In needing to address their starting rotation the Los Angeles Dodgers opted for signing Brett Anderson and Brandon McCarthy, as opposed to Jon Lester or Max Scherzer. While the Dodgers undeniably saved money when compared to the cost that came with signing Lester and Scherzer, their new pitchers both come with injury concerns.
For Anderson, his injuries have largely been a case of freak accidents and bad luck. He first missed time last season due to a fractured left index finger suffered while batting, then underwent surgery in August to treat a herniated disk in his back and he missed the remainder of the regular season.
With pitchers and catchers set to report Feb. 19, Anderson revealed he’s been rehabbing with Brett Fisher, who also worked with Hall of Famer Randy Johnson, according to Ken Gurnick of MLB.com:

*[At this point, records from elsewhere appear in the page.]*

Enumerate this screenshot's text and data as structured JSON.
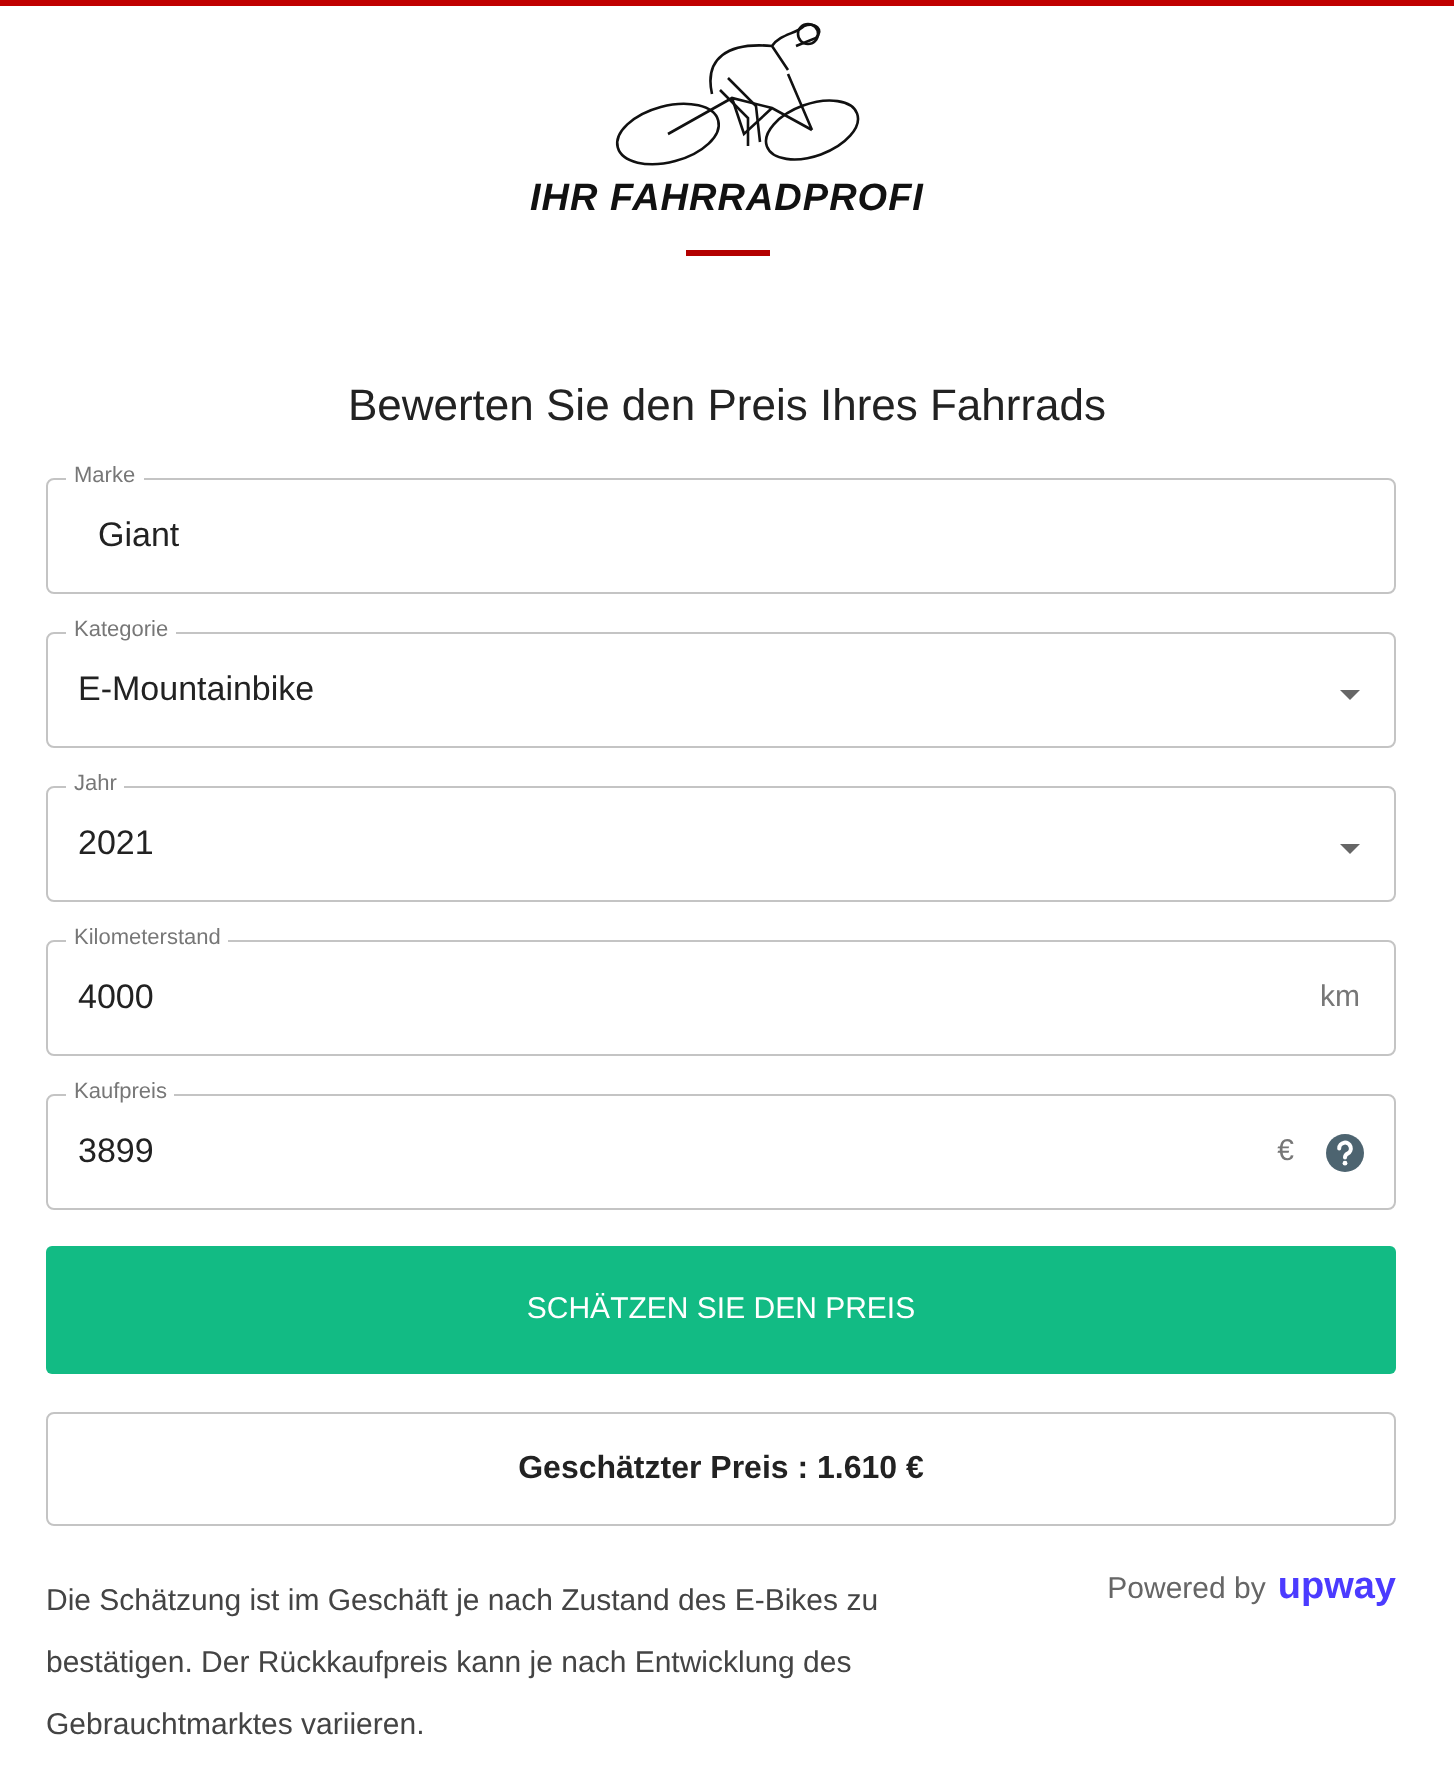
{
  "logo": {
    "text": "IHR FAHRRADPROFI"
  },
  "heading": "Bewerten Sie den Preis Ihres Fahrrads",
  "fields": [
    {
      "kind": "text",
      "label": "Marke",
      "value": "Giant"
    },
    {
      "kind": "select",
      "label": "Kategorie",
      "value": "E-Mountainbike"
    },
    {
      "kind": "select",
      "label": "Jahr",
      "value": "2021"
    },
    {
      "kind": "text",
      "label": "Kilometerstand",
      "value": "4000",
      "suffix": "km"
    },
    {
      "kind": "text",
      "label": "Kaufpreis",
      "value": "3899",
      "suffix": "€",
      "help": true
    }
  ],
  "submit_button": "SCHÄTZEN SIE DEN PREIS",
  "result": "Geschätzter Preis : 1.610 €",
  "disclaimer": "Die Schätzung ist im Geschäft je nach Zustand des E-Bikes zu bestätigen. Der Rückkaufpreis kann je nach Entwicklung des Gebrauchtmarktes variieren.",
  "powered_by": {
    "text": "Powered by",
    "brand": "upway"
  }
}
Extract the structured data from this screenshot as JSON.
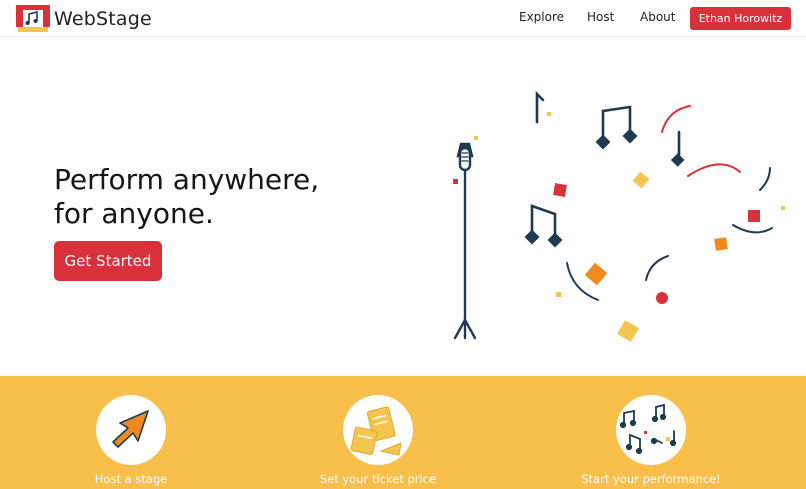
{
  "brand": {
    "name": "WebStage",
    "icon": "music-stage-logo"
  },
  "nav": {
    "explore": "Explore",
    "host": "Host",
    "about": "About",
    "user": "Ethan Horowitz"
  },
  "hero": {
    "title_line1": "Perform anywhere,",
    "title_line2": "for anyone.",
    "cta": "Get Started"
  },
  "features": [
    {
      "label": "Host a stage",
      "icon": "cursor-arrow-icon"
    },
    {
      "label": "Set your ticket price",
      "icon": "tickets-icon"
    },
    {
      "label": "Start your performance!",
      "icon": "music-notes-icon"
    }
  ],
  "colors": {
    "accent": "#d8313b",
    "band": "#f9bf4b",
    "navy": "#1e3a52",
    "orange": "#f08a1c",
    "yellow": "#f6c54f"
  }
}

He rehabbed Randy Johnson from the same surgery, and Johnson won a couple [National League Cy Young Awards], so I just told him to give me the same rehab program.”
With the 2015 season inching closer, Anderson also said he should be recovered in time for Spring Training:
I feel good and hope, with no setback, I should be good to go for Spring Training.”
Anderson signed a one-year, $10 million contract with the Dodgers and can earn up to $4 million in performance-based incentives. Since winning 11 games a rookie with the Oakland Athletics in 2009, Anderson has never won more than seven games.
While signing Anderson comes with considerable risk given his inability to remain healthy, the Dodgers could just as well catch lightening in a bottle. The 26 year old was selected in the second round of the 2006 draft by the Arizona Diamondbacks and has the talent to serve as a viable fifth starter for the Dodgers if he manages to avoid the disabled list.